A photo of the hut which artist John Preus titled “On the Alleged Barbarism of Writing Poetry After Adorno: II. Heidegger,” which is part of “Hutopia,” on display at the Neubauer Collegium. (Contributed photo by Robert Heishman)

Staff writer

Few art exhibitions at the University of Chicago capture the institution’s aggressive esotericism as well as “Hutopia,” which contrasts reproductions of Martin Heidegger’s cabin in the Black Forest and Ludwig Wittgenstein’s mountainside hut in Skjolden, Norway, with gallery space commemorating the post-war exile of Theodor Adorno in the United States.

As if a sculptural fantasia on 20th century German philosophy was not enough on its own, guests receive a 1,500-word statement on the work printed in small type on newsprint when they arrive at the Neubauer Collegium, 5701 S. Woodlawn Ave., where the work is on display through Sept. 6.

Wittgenstein’s reproduction is half the size of the original; Chicago-based artist John Preus built all the structures. Curator Dieter Roelstraete said “Hutopia” is about “this kind of idea, this dream, of what role escape and the assumption that we make, that some of our deepest thoughts are experienced off-the-grid.” The exhibition is the second in Roelstraete’s series, following a larger piece at last year’s Venice Biennale of Architecture.

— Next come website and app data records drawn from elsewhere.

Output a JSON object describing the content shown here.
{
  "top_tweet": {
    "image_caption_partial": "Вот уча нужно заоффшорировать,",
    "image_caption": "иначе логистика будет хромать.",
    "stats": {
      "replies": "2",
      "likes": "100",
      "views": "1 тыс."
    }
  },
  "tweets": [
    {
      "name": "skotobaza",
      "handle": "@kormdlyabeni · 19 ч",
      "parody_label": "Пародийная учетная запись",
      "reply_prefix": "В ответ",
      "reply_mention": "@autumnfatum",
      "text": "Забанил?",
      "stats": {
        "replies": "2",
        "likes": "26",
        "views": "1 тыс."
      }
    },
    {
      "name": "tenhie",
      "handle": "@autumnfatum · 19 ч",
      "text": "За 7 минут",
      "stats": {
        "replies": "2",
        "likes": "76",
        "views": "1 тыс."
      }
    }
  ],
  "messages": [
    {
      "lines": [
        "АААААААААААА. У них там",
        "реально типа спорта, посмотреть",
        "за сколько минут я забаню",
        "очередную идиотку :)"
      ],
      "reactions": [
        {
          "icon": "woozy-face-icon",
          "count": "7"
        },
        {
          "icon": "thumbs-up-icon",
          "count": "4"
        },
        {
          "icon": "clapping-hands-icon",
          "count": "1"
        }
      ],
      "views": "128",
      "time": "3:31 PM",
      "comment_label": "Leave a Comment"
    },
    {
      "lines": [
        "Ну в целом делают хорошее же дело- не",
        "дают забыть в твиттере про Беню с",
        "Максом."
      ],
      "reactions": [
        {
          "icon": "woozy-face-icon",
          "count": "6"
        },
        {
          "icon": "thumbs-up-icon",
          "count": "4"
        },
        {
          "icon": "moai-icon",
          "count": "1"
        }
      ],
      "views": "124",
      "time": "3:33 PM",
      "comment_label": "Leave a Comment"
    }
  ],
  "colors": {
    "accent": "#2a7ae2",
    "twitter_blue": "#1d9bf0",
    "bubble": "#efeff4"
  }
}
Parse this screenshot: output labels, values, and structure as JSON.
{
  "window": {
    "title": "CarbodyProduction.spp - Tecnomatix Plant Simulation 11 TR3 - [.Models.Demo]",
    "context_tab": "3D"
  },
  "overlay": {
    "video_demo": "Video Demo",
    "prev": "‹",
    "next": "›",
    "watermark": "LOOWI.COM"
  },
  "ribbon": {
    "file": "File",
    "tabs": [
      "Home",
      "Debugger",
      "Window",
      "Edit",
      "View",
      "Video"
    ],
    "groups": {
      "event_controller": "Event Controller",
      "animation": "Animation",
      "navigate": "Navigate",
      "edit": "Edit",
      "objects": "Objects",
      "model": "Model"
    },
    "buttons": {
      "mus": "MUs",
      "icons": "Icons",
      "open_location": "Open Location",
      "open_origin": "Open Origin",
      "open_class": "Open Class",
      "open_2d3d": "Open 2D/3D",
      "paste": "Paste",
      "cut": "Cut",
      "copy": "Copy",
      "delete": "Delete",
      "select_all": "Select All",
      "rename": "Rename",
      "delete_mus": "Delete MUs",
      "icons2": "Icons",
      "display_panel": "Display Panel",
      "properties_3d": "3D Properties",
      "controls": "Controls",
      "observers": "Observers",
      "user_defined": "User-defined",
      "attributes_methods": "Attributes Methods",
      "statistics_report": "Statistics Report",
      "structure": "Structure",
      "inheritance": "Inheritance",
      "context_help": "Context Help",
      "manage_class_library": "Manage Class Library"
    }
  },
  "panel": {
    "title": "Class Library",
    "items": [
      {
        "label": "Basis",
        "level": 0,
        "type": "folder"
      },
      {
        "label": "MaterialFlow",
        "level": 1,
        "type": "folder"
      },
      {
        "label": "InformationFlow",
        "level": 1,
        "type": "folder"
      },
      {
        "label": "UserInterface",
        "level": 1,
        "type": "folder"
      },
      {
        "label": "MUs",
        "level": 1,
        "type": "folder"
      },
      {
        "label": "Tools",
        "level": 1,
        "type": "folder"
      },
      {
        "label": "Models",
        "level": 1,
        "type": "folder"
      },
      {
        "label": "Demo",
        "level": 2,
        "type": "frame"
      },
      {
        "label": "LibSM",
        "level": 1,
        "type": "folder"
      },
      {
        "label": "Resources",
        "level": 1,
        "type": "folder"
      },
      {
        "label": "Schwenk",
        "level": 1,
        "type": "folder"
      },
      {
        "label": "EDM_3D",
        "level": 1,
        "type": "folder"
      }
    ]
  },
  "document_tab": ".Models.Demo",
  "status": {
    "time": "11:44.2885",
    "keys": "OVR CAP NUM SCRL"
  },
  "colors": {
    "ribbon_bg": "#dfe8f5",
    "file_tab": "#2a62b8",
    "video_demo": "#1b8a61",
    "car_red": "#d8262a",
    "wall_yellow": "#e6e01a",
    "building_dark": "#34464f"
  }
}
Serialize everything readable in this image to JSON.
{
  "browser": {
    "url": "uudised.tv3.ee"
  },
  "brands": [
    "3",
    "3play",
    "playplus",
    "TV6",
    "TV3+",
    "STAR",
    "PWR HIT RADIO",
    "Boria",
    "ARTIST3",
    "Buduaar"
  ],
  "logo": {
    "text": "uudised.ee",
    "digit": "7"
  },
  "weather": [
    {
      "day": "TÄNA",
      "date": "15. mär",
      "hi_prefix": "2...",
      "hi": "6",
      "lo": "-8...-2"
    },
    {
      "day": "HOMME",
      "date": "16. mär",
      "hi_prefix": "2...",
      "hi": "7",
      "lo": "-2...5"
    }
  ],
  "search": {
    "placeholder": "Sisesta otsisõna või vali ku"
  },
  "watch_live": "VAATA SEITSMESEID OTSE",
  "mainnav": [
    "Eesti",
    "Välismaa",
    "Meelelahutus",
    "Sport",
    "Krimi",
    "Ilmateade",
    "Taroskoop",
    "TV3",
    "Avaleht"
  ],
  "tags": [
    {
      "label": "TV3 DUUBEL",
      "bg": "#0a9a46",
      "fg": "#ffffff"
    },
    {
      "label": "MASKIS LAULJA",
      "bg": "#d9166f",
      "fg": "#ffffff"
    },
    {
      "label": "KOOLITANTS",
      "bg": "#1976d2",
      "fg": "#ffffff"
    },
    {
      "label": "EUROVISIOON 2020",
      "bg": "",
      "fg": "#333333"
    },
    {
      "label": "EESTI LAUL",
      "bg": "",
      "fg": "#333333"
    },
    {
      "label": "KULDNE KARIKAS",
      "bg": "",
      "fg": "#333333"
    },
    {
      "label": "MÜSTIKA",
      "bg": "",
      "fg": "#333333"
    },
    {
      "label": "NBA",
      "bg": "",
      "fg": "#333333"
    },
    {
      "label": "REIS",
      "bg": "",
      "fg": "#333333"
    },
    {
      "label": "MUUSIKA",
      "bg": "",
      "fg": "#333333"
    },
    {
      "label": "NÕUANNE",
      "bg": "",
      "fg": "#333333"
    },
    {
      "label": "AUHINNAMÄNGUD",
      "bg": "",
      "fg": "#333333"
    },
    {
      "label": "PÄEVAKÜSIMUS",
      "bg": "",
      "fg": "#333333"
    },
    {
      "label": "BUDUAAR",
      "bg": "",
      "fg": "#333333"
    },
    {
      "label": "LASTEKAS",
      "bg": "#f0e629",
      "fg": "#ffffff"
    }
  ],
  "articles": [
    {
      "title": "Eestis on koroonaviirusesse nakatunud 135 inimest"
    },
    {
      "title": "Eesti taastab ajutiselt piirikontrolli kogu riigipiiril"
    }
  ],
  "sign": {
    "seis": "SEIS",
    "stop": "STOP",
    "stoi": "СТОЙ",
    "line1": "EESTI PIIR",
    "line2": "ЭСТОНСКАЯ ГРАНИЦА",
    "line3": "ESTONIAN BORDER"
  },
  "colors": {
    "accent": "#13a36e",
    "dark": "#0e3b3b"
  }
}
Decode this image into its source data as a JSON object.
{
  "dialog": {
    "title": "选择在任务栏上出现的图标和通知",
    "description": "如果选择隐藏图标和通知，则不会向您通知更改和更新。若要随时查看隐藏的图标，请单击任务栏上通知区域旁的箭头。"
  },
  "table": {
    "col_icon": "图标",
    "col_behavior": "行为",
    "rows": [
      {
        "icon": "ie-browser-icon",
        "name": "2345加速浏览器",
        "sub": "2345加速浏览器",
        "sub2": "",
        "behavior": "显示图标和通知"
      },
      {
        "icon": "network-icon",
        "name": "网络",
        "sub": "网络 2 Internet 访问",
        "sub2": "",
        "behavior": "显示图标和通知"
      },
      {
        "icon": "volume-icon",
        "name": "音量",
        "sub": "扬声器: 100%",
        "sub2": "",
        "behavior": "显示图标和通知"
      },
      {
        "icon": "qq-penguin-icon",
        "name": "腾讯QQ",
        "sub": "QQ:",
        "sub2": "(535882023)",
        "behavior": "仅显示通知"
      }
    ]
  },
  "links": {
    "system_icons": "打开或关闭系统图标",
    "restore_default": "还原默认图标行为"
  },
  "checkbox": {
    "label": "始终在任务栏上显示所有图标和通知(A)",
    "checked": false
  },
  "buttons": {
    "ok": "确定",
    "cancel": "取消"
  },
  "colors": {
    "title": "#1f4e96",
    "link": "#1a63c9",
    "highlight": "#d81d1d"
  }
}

“Basically, the origin of the show is located in an observation I made — and I wasn’t the first to make it, but I was certainly the first to make it into the premise for an exhibition — that two of the most influential German language philosophers of the 20th century — and two of the most influential philosophers, period, of the modern era, whom many would consider to be completely opposition in terms of philosophical stance and temperament — had a lot of convergence in their biographies,” Roelstraete explained. Both were born around the same time, and both built country retreats.

Inside the gallery is a photograph by Ewan Telford of Adorno’s house in Brentwood, Los Angeles — “an image of exile,” Roelstraete said. “You could think of it as an image of Adorno’s hut, but more poignantly what exile looked like for a mid-20th century German intellectual forced out of his mother country by the Nazis, who were, of course, Heidegger’s allies.

“Wittgenstein and Heidegger are philosophers who dream of escape, of retreat, of refuge and of withdrawal, while Adorno is kind of somebody who was forced into that mode of being. You could say that the real subject of the exhibition between where you think of something and what you think — the location of thought,” Roelstraete continued. “Where is thought most at home? What’s thinking’s most productive environment?”

Additional photographs by Patrick Lakey, Digne Meller-Marcovics and Guy Moreton as well as vases by Goshka Macuga formed as the philosophers’ heads and filled with flowers are also on display in the gallery in what Roelstraete called “a light and subversive touch, bringing these philosophers back to earth and bringing them a little bit of grounding in the world as carriers of plants.”